By the beginning of the twenty-first century most Oklahomans accepted the constitutional principle of equality, even though they may have disagreed about specific means to achieve that goal. They were certain, however, that the state and the country had traveled too far to turn back. Armed with a revitalized pride in their culture and hope for the future, black Oklahomans exalted the best in their past and paid homage to a proud heritage that spoke of trials and triumph.
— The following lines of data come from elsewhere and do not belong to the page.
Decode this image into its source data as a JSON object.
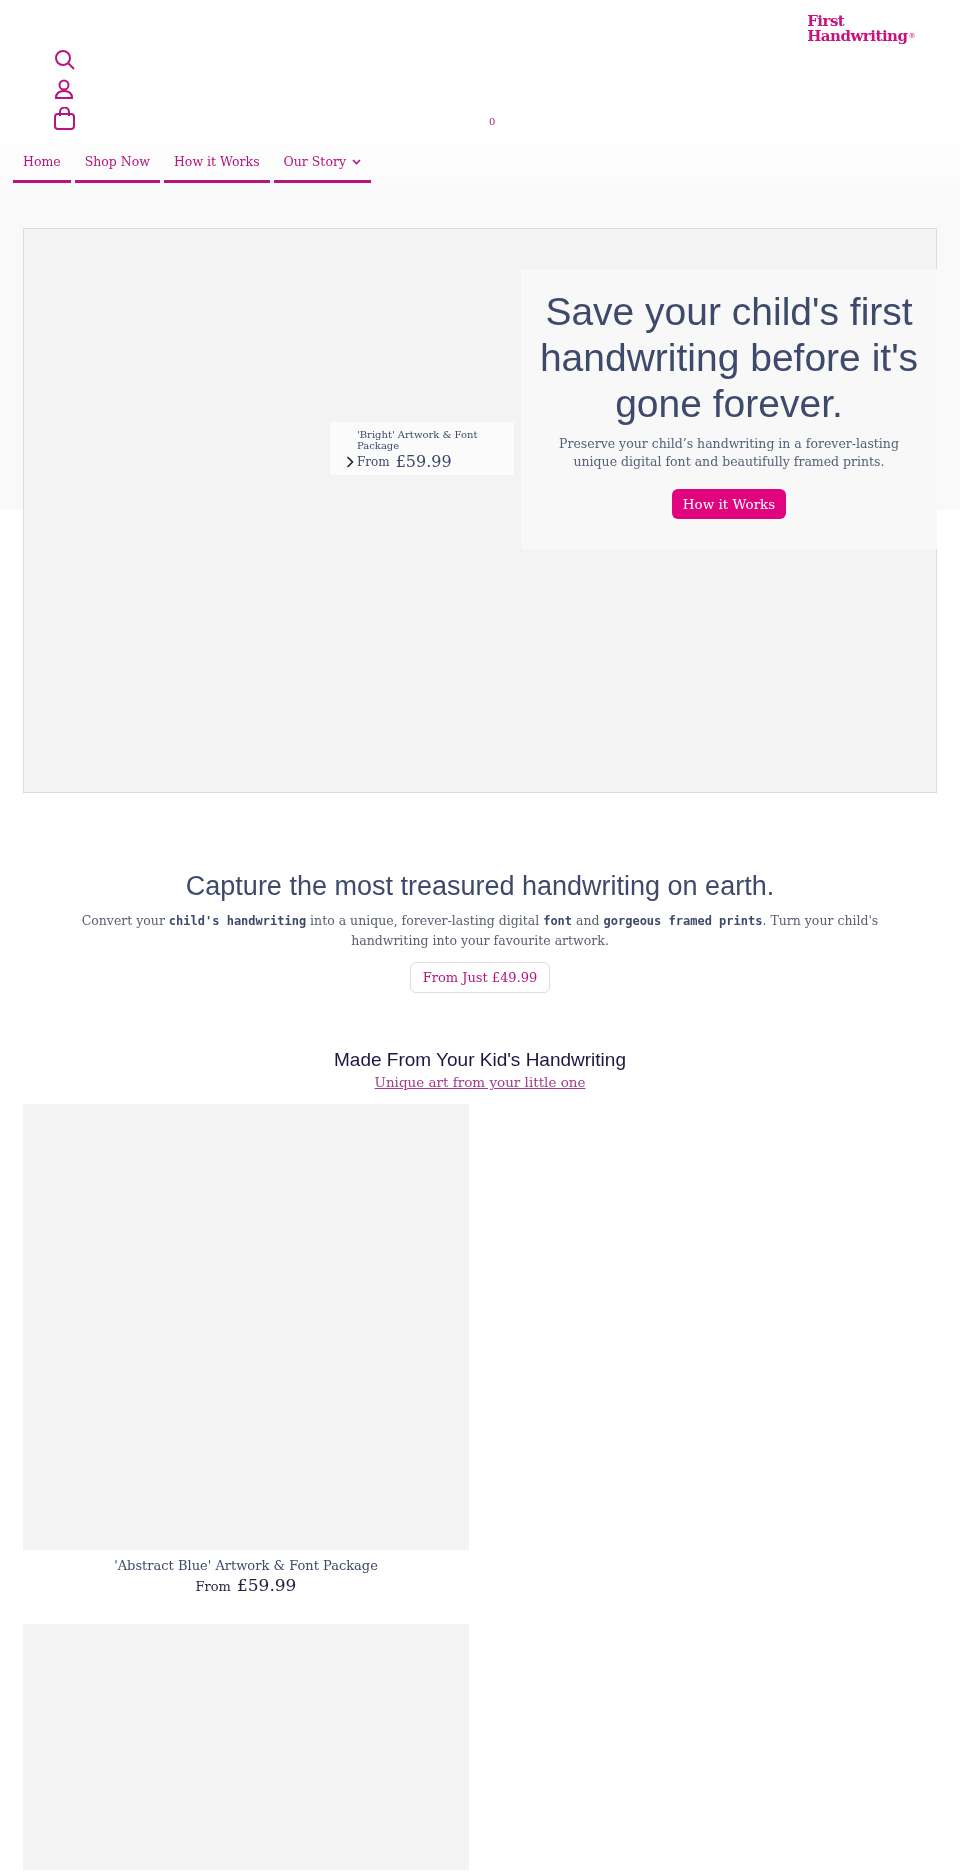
{
  "header": {
    "logo": [
      "First",
      "Handwriting"
    ],
    "logo_mark": "®",
    "cart_count": "0"
  },
  "nav": [
    {
      "label": "Home",
      "kind": "link"
    },
    {
      "label": "Shop Now",
      "kind": "link"
    },
    {
      "label": "How it Works",
      "kind": "link"
    },
    {
      "label": "Our Story",
      "kind": "dropdown"
    }
  ],
  "hero": {
    "product": {
      "title": "'Bright' Artwork & Font Package",
      "from": "From",
      "price": "£59.99"
    },
    "heading": "Save your child's first handwriting before it's gone forever.",
    "text": "Preserve your child’s handwriting in a forever-lasting unique digital font and beautifully framed prints.",
    "button": "How it Works"
  },
  "intro": {
    "heading": "Capture the most treasured handwriting on earth.",
    "text": "Convert your **child's handwriting** into a unique, forever-lasting digital **font**  and **gorgeous framed prints**. Turn your child's handwriting into your favourite artwork.",
    "button": "From Just £49.99"
  },
  "products_section": {
    "heading": "Made From Your Kid's Handwriting",
    "link": "Unique art from your little one",
    "products": [
      {
        "kind": "product",
        "title": "'Abstract Blue' Artwork & Font Package",
        "from": "From",
        "price": "£59.99"
      },
      {
        "kind": "picture"
      }
    ]
  }
}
Yet, like other citizens of their state, they had a sense of a broader history in common with other groups that made them genuine Sooners.
See also: BUFFALO SOLDIERS, CIVIL RIGHTS MOVEMENT, COLLEGES–AFRICAN AMERICAN, FRATERNAL ORDERS–AFRICAN AMERICAN, FREEDMEN, JUNETEENTH, LYNCHING, NAACP, NEWSPAPERS–AFRICAN AMERICAN, SEGREGATION, SENATE BILL ONE, SLAVERY, TULSA RACE MASSACRE
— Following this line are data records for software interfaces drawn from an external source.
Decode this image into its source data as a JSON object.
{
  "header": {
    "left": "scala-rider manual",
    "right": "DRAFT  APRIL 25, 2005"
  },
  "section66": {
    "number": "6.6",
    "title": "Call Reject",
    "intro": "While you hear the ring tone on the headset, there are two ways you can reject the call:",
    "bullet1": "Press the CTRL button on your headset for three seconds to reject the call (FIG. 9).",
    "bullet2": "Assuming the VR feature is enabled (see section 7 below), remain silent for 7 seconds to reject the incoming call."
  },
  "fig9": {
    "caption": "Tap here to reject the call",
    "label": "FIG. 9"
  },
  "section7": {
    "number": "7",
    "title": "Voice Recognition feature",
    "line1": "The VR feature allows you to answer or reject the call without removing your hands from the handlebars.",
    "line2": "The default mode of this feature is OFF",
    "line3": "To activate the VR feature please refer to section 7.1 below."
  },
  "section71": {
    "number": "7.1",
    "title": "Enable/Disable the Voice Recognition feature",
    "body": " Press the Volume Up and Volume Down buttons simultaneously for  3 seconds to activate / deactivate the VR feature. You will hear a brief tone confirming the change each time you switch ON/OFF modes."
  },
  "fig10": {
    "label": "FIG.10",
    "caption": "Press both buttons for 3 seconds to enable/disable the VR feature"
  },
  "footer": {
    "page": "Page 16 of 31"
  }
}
William Bittle and Gilbert Geis, The Longest Way Home: Chief Alfred Sam's Back-to-Africa Movement (Detroit, Mich.: Wayne State University Press, 1964).
Norman Crockett, The Black Towns (Lawrence: Regents Press of Kansas, 1979).
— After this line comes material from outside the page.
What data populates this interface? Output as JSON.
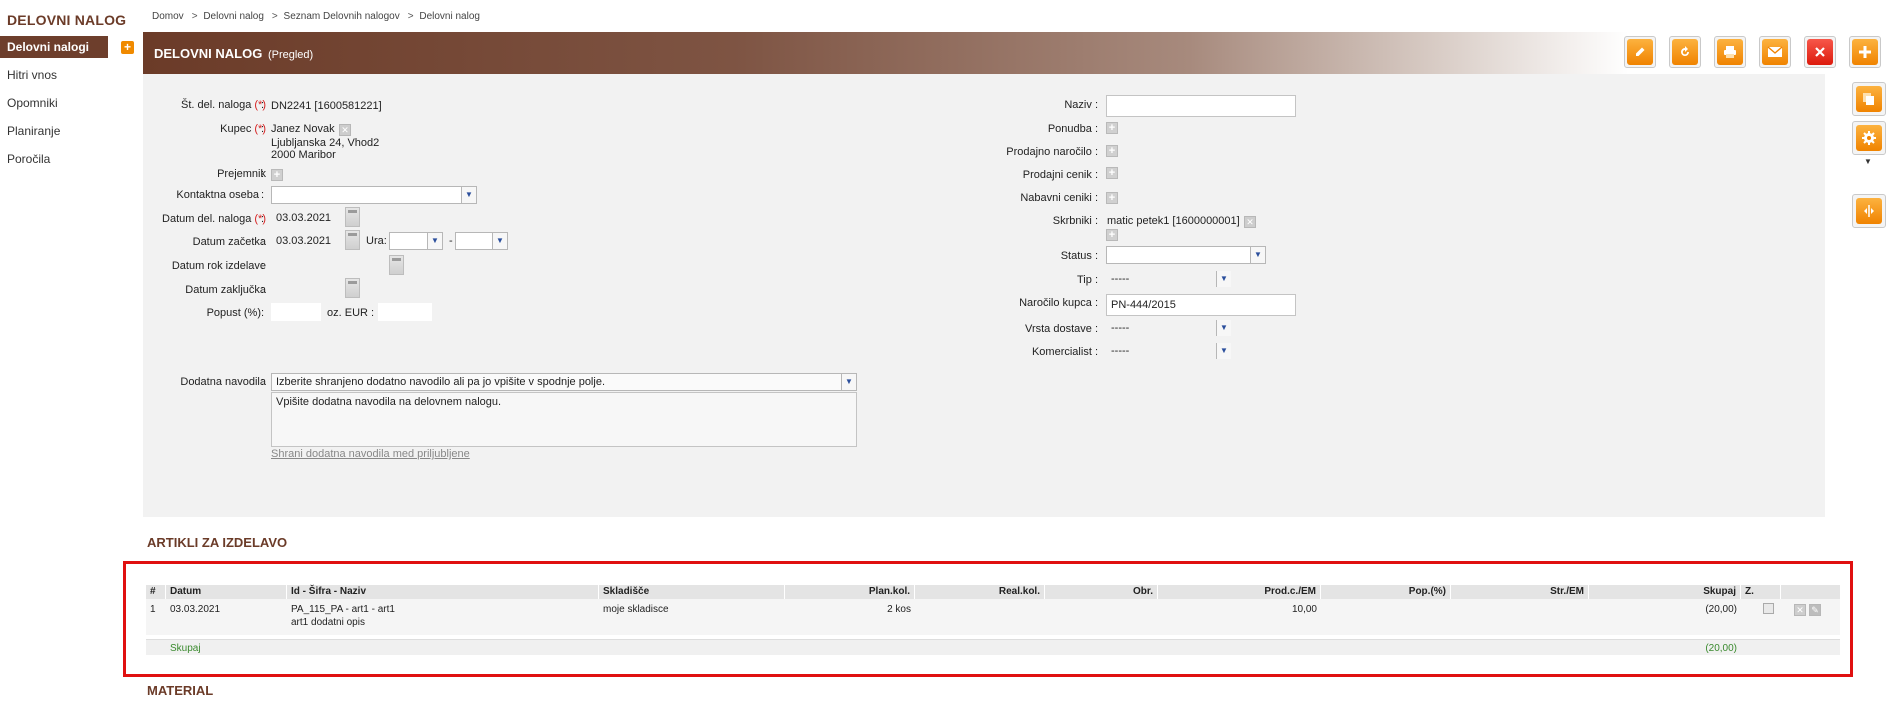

George L. Cross, Blacks in White Colleges: Oklahoma's Landmark Cases (Norman: University of Oklahoma Press, 1975).
Scott Ellsworth, Death in a Promised Land: The Tulsa Race Riot of 1921 (Baton Rouge: Louisiana State University Press, 1982).
Ralph Ellison, Going to the Territory (New York: Random House, 1986).
Ada Lois Fisher, with Danney Goble, A Matter of Black and White: The Autobiography of Ada Lois Sipuel Fisher (Norman: University of Oklahoma Press, 1996).
Jimmie Lewis Franklin, The Blacks in Oklahoma (Norman: University of Oklahoma Press, 1980).
Jimmie Lewis Franklin, Journey Toward Hope: A History of Blacks in Oklahoma (Norman: University of Oklahoma Press, 1982).
John Hope Franklin and John Whittington Franklin, eds., My Life and an Era: The Autobiography of Buck Colbert Franklin (Baton Rouge: Louisiana State University Press, 1997).
Rudi Halliburton, Red Over Black: Black Slavery Among the Cherokee Indians (Westport, Conn.: Greenwood Press, 1977).
Clara Luper, Behold the Walls (Oklahoma City, Okla.: J. Wire, 1979).
Zella J. Black Patterson, Langston University: A History (Norman: University of Oklahoma Press, 1979).
Kaye M. Teall, Black History in Oklahoma: A Resource Book (Oklahoma City, Okla.: Oklahoma City Public Schools, 1971).
Murray R. Wickett, Contested Territory: Native Americans and African Americans in Oklahoma, 1865–1907 (Baton Rouge: Louisiana State University Press, 2000).
The following (as per The Chicago Manual of Style, 17th edition) is the preferred citation for articles:
Jimmie Lewis Franklin, "African Americans," The Encyclopedia of Oklahoma History and Culture, https://www.okhistory.org/publications/enc/entry.php?entry=AF003.
© Oklahoma Historical Society.